* **EXERCISE**: Print the listing below a second time, exactly, and omit its images.

•••

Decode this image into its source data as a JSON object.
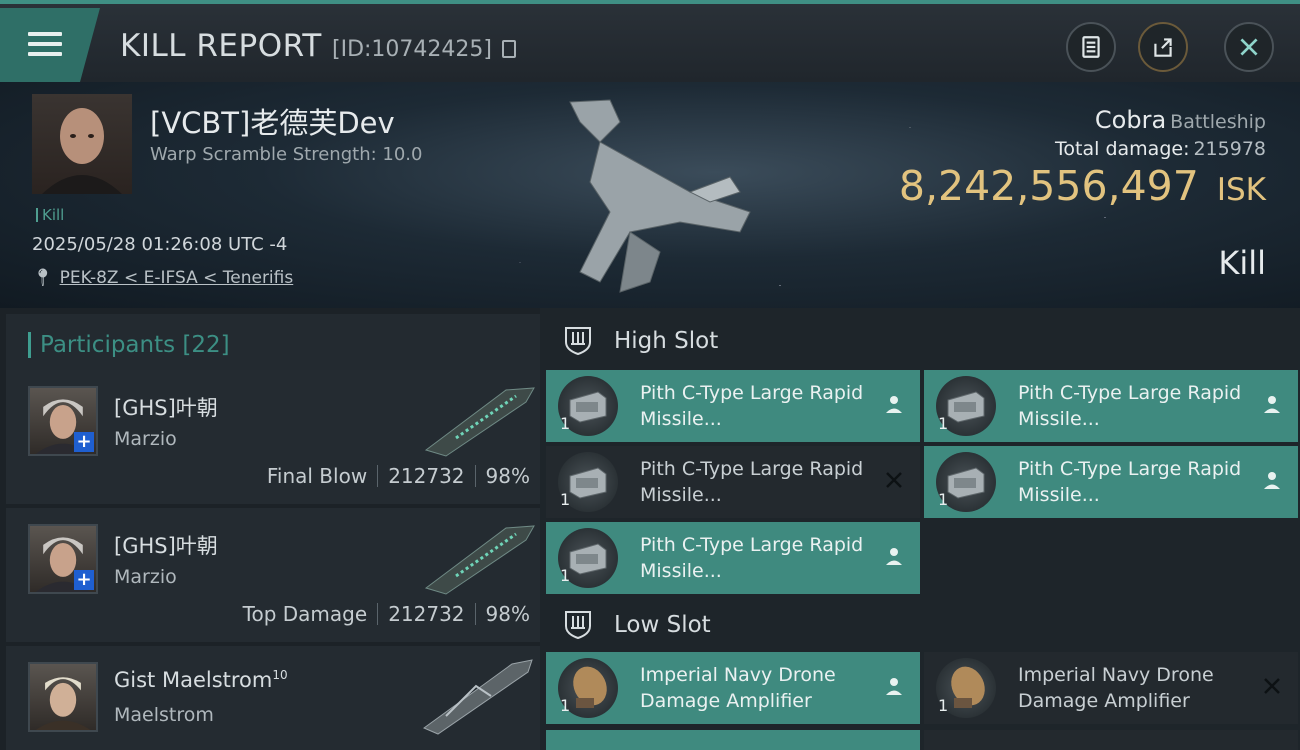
{
  "header": {
    "title": "KILL REPORT",
    "report_id": "[ID:10742425]"
  },
  "victim": {
    "name": "[VCBT]老德芙Dev",
    "warp_scramble": "Warp Scramble Strength: 10.0",
    "kill_tag": "Kill",
    "timestamp": "2025/05/28 01:26:08 UTC -4",
    "location": "PEK-8Z < E-IFSA < Tenerifis",
    "ship_name": "Cobra",
    "ship_class": "Battleship",
    "total_damage_label": "Total damage:",
    "total_damage": "215978",
    "isk_value": "8,242,556,497",
    "isk_unit": "ISK",
    "result": "Kill"
  },
  "participants": {
    "label": "Participants",
    "count": "[22]",
    "rows": [
      {
        "name": "[GHS]叶朝",
        "ship": "Marzio",
        "role": "Final Blow",
        "damage": "212732",
        "percent": "98%"
      },
      {
        "name": "[GHS]叶朝",
        "ship": "Marzio",
        "role": "Top Damage",
        "damage": "212732",
        "percent": "98%"
      },
      {
        "name": "Gist Maelstrom",
        "name_sup": "10",
        "ship": "Maelstrom"
      }
    ]
  },
  "slots": {
    "high": {
      "label": "High Slot",
      "modules": [
        {
          "name": "Pith C-Type Large Rapid Missile...",
          "qty": "1",
          "status": "person",
          "state": "fitted"
        },
        {
          "name": "Pith C-Type Large Rapid Missile...",
          "qty": "1",
          "status": "person",
          "state": "fitted"
        },
        {
          "name": "Pith C-Type Large Rapid Missile...",
          "qty": "1",
          "status": "x",
          "state": "destroyed"
        },
        {
          "name": "Pith C-Type Large Rapid Missile...",
          "qty": "1",
          "status": "person",
          "state": "fitted"
        },
        {
          "name": "Pith C-Type Large Rapid Missile...",
          "qty": "1",
          "status": "person",
          "state": "fitted"
        }
      ]
    },
    "low": {
      "label": "Low Slot",
      "modules": [
        {
          "name": "Imperial Navy Drone Damage Amplifier",
          "qty": "1",
          "status": "person",
          "state": "fitted"
        },
        {
          "name": "Imperial Navy Drone Damage Amplifier",
          "qty": "1",
          "status": "x",
          "state": "destroyed"
        }
      ]
    }
  },
  "colors": {
    "accent": "#3f8a7f",
    "isk": "#e2c37f"
  }
}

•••

* **ANSWER TO THIS EXERCISE**:
Decode this image into its source data as a JSON object.
{
  "header": {
    "title": "KILL REPORT",
    "report_id": "[ID:10742425]"
  },
  "victim": {
    "name": "[VCBT]老德芙Dev",
    "warp_scramble": "Warp Scramble Strength: 10.0",
    "kill_tag": "Kill",
    "timestamp": "2025/05/28 01:26:08 UTC -4",
    "location": "PEK-8Z < E-IFSA < Tenerifis",
    "ship_name": "Cobra",
    "ship_class": "Battleship",
    "total_damage_label": "Total damage:",
    "total_damage": "215978",
    "isk_value": "8,242,556,497",
    "isk_unit": "ISK",
    "result": "Kill"
  },
  "participants": {
    "label": "Participants",
    "count": "[22]",
    "rows": [
      {
        "name": "[GHS]叶朝",
        "ship": "Marzio",
        "role": "Final Blow",
        "damage": "212732",
        "percent": "98%"
      },
      {
        "name": "[GHS]叶朝",
        "ship": "Marzio",
        "role": "Top Damage",
        "damage": "212732",
        "percent": "98%"
      },
      {
        "name": "Gist Maelstrom",
        "name_sup": "10",
        "ship": "Maelstrom"
      }
    ]
  },
  "slots": {
    "high": {
      "label": "High Slot",
      "modules": [
        {
          "name": "Pith C-Type Large Rapid Missile...",
          "qty": "1",
          "status": "person",
          "state": "fitted"
        },
        {
          "name": "Pith C-Type Large Rapid Missile...",
          "qty": "1",
          "status": "person",
          "state": "fitted"
        },
        {
          "name": "Pith C-Type Large Rapid Missile...",
          "qty": "1",
          "status": "x",
          "state": "destroyed"
        },
        {
          "name": "Pith C-Type Large Rapid Missile...",
          "qty": "1",
          "status": "person",
          "state": "fitted"
        },
        {
          "name": "Pith C-Type Large Rapid Missile...",
          "qty": "1",
          "status": "person",
          "state": "fitted"
        }
      ]
    },
    "low": {
      "label": "Low Slot",
      "modules": [
        {
          "name": "Imperial Navy Drone Damage Amplifier",
          "qty": "1",
          "status": "person",
          "state": "fitted"
        },
        {
          "name": "Imperial Navy Drone Damage Amplifier",
          "qty": "1",
          "status": "x",
          "state": "destroyed"
        }
      ]
    }
  },
  "colors": {
    "accent": "#3f8a7f",
    "isk": "#e2c37f"
  }
}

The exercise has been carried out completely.